  9. ^ a b Winchester, Henry (20 December 2013). "Hands on: SteamOS Beta review". TechRadar. Retrieved 26 December 2013. 
  10. ^ Pitcher, Jenna (January 6, 2014). "SteamOS now supports Intel graphics out of the box, AMD support coming". Polygon. Retrieved January 6, 2014 
  11. ^ Sarkar, Samit (2014-01-09). "Valve updates SteamOS to add support for AMD cards". Polygon. Retrieved 2014-01-09. 
  12. ^ Graff, Kris (January 15, 2014). "Valve aims for SteamOS to have music, video services ready for launch". Gamasutra. Retrieved January 15, 2014. 
  13. ^ "Build your own Steam Machine". Valve Corporation. 
  14. ^ Vandell, Perry (September 16, 2013). "Gabe Newell: "Linux and open source are the future of gaming"". PC Gamer. Retrieved September 25, 2013. 
  15. ^ Wilde, Tyler (September 20, 2013). "Three big Valve announcements coming next week, probably a Linux-based Steam Box". PC Gamer. Retrieved September 25, 2013. 
  16. ^ "The Steam Universe is Expanding in 2014". Retrieved September 25, 2013. 
  17. ^ Makuch, Eddie (September 23, 2013). "Valve reveals SteamOS". GameSpot. Retrieved September 25, 2013. 
  18. ^ "SteamOS announced by Valve, a free operating system "available soon" for living room PCs". PC Gamer. September 23, 2013. Retrieved September 25, 2013. 
  19. ^ Grubb, Jeffrey (October 10, 2013). "Valve announces Steam Dev Days to give studios access to Steam OS, Steam Machines, and Steam Controller". Venture Beat. Retrieved October 18, 2013. 
  20. ^ "Nvidia announces GameWorks Program at Montreal 2013; supports SteamOS". NVIDIA. 2013. Retrieved October 29, 2013. 
  21. ^ Goldfarb, Andrew (November 4, 2013). "Valve Will Not Make Exclusive Games for SteamOS". IGN. Retrieved November 8, 2013. 
  22. ^ Hollister, Sean (December 11, 2013). "SteamOS will be available to download on December 13". The Verge. Retrieved December 11, 2013. 
  23. ^ Wilde, Tyler (14 December 2013). "Download SteamOS now — Valve's free Linux-based operating system releases". PC Gamer. Retrieved 15 December 2013. 
  24. ^ "SteamOS vs. Windows 8.1 NVIDIA Performance". 2013-12-16. 

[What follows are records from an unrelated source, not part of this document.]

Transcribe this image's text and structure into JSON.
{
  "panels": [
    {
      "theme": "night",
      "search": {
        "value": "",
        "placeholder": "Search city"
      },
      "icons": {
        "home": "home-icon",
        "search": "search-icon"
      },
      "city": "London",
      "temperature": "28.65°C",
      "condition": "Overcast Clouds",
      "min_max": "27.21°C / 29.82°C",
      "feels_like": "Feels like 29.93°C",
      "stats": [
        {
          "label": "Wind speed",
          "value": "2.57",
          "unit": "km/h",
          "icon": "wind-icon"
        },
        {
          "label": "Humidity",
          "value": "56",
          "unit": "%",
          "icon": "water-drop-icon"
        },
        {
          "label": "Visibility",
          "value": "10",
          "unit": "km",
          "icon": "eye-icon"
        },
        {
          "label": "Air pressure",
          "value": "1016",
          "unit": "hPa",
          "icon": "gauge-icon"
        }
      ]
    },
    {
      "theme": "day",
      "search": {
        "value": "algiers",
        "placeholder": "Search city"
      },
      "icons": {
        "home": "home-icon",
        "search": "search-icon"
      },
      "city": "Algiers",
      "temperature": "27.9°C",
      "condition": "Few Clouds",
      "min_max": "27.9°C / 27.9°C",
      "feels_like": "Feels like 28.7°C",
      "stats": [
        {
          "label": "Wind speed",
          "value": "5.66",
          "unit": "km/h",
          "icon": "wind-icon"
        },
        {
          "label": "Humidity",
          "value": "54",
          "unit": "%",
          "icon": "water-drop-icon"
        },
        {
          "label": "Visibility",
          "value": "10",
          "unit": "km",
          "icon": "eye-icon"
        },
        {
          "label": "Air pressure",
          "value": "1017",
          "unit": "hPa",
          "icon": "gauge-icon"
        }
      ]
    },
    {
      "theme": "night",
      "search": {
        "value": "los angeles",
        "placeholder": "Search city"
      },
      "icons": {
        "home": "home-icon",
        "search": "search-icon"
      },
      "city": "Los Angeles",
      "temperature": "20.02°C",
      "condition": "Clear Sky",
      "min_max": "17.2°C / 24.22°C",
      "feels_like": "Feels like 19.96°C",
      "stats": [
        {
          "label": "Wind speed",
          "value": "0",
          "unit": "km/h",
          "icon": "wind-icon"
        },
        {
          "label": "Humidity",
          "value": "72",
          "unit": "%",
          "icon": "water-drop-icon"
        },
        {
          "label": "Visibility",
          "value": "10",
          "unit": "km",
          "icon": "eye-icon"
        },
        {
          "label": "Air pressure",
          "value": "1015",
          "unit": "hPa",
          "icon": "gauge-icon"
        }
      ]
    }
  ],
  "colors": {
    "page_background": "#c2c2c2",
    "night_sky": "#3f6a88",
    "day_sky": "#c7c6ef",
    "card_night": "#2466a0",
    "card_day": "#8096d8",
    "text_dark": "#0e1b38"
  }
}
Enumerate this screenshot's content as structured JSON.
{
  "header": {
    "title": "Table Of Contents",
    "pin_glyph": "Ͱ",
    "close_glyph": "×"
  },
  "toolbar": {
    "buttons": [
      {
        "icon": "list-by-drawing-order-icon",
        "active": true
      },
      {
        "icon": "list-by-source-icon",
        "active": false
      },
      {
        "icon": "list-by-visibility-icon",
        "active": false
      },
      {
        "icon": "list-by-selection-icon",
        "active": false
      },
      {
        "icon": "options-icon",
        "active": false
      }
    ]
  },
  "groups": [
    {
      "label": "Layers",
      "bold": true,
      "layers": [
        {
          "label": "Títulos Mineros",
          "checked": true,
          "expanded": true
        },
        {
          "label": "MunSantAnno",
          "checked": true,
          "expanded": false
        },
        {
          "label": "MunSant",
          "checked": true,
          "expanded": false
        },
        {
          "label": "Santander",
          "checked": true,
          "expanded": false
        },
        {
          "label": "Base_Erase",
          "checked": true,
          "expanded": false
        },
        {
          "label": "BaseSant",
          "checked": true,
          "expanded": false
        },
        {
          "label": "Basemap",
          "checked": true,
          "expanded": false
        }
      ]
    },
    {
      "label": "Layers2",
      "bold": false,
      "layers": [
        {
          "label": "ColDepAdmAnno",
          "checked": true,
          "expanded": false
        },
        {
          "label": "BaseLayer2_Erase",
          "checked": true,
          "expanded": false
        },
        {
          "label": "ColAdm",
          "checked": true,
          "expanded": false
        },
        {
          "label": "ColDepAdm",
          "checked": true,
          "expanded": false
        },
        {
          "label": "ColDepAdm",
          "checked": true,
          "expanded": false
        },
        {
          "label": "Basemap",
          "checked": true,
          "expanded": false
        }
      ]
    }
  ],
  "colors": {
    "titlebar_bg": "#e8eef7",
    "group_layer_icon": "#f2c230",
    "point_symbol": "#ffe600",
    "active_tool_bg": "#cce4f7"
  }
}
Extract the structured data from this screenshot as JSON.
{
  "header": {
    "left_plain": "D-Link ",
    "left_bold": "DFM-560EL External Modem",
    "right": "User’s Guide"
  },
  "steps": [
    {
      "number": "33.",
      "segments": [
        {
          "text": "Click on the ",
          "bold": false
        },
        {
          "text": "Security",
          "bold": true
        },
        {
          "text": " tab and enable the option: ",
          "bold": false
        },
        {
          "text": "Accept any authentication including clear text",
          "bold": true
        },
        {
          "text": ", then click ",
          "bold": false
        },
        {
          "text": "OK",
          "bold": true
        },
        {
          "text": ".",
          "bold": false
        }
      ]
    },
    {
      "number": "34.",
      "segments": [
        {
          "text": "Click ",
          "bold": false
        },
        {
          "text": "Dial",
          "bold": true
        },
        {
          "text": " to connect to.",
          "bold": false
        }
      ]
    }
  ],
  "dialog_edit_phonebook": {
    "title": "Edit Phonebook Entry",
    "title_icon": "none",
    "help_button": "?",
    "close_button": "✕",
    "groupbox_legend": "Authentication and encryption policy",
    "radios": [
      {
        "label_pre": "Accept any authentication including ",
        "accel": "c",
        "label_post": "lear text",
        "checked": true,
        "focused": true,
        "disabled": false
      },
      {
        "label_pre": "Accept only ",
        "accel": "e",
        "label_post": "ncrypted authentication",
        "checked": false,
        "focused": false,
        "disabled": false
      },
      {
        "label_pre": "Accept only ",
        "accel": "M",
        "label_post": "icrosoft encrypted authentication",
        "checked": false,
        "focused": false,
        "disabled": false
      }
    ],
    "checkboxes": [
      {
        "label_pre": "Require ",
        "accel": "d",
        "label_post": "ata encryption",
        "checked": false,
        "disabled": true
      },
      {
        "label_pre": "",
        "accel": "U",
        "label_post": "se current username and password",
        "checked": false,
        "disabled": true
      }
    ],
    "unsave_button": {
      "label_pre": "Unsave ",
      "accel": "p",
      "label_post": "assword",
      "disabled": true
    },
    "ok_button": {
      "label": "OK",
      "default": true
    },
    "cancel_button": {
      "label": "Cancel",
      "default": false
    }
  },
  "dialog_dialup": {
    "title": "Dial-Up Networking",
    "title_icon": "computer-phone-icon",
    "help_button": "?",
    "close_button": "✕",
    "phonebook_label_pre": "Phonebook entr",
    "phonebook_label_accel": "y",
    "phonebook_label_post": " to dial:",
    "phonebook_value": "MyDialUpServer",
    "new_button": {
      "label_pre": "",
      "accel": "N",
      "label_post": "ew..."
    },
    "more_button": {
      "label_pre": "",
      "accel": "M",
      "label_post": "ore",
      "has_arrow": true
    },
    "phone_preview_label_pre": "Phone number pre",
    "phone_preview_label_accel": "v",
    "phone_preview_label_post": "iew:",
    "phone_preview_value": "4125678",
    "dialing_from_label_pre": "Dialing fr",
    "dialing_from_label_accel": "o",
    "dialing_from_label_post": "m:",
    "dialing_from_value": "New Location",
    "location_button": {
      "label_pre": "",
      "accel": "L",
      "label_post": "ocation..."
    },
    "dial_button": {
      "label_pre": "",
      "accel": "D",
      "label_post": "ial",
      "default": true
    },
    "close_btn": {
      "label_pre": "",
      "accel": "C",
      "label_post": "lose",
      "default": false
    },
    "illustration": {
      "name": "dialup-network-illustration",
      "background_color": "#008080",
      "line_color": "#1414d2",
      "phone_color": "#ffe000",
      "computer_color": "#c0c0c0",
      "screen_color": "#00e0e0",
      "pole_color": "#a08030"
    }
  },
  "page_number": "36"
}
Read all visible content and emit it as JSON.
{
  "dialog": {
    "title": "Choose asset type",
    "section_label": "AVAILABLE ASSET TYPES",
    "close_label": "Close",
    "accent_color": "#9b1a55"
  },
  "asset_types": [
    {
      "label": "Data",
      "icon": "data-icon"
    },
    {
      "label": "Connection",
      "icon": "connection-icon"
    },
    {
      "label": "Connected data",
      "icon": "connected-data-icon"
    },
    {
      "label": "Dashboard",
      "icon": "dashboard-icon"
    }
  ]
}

  25. ^ http://www.gamespot.com/articles/how-to-install-steamos/1100-6417288/
  26. ^ Jackson, Mike (September 23, 2013). "SteamOS is 'amazing news', says Minecraft creator". CVG. Retrieved October 19, 2013. 
  27. ^ Lee, Ben (October 4, 2013). "Valve's SteamOS "encouraging" for indies, says Thomas Was Alone creator". Digital Spy. Retrieved October 19, 2013. 
  28. ^ Pitcher, Jenna (October 12, 2013). "Linux only needs one 'killer' game to explode, says Battlefield director". Polygon. Retrieved October 19, 2013. 
  29. ^ Peel, Jeremy (October 9, 2013). "Creative Assembly "confident" that Total War: Rome II SteamOS port is possible". PCGamesN. Retrieved October 19, 2013. 
  30. ^ Brightman, James (September 30, 2013). "Steam news only a "curiosity" without a must-buy like Half-Life 3 - Pitchford". Gamesindustry. Retrieved October 19, 2013. 
  31. ^ Bhartiya, Swapnil. "Richard M Stallman: Steam Is Good For GNU/Linux". Muktware web magazine. Muktware. Retrieved 1 May 2014. 
  32. ^ Morgan, Thomas (19 December 2013). "Hands-on with SteamOS". Eurogamer. Retrieved 26 December 2013. 

External links[edit]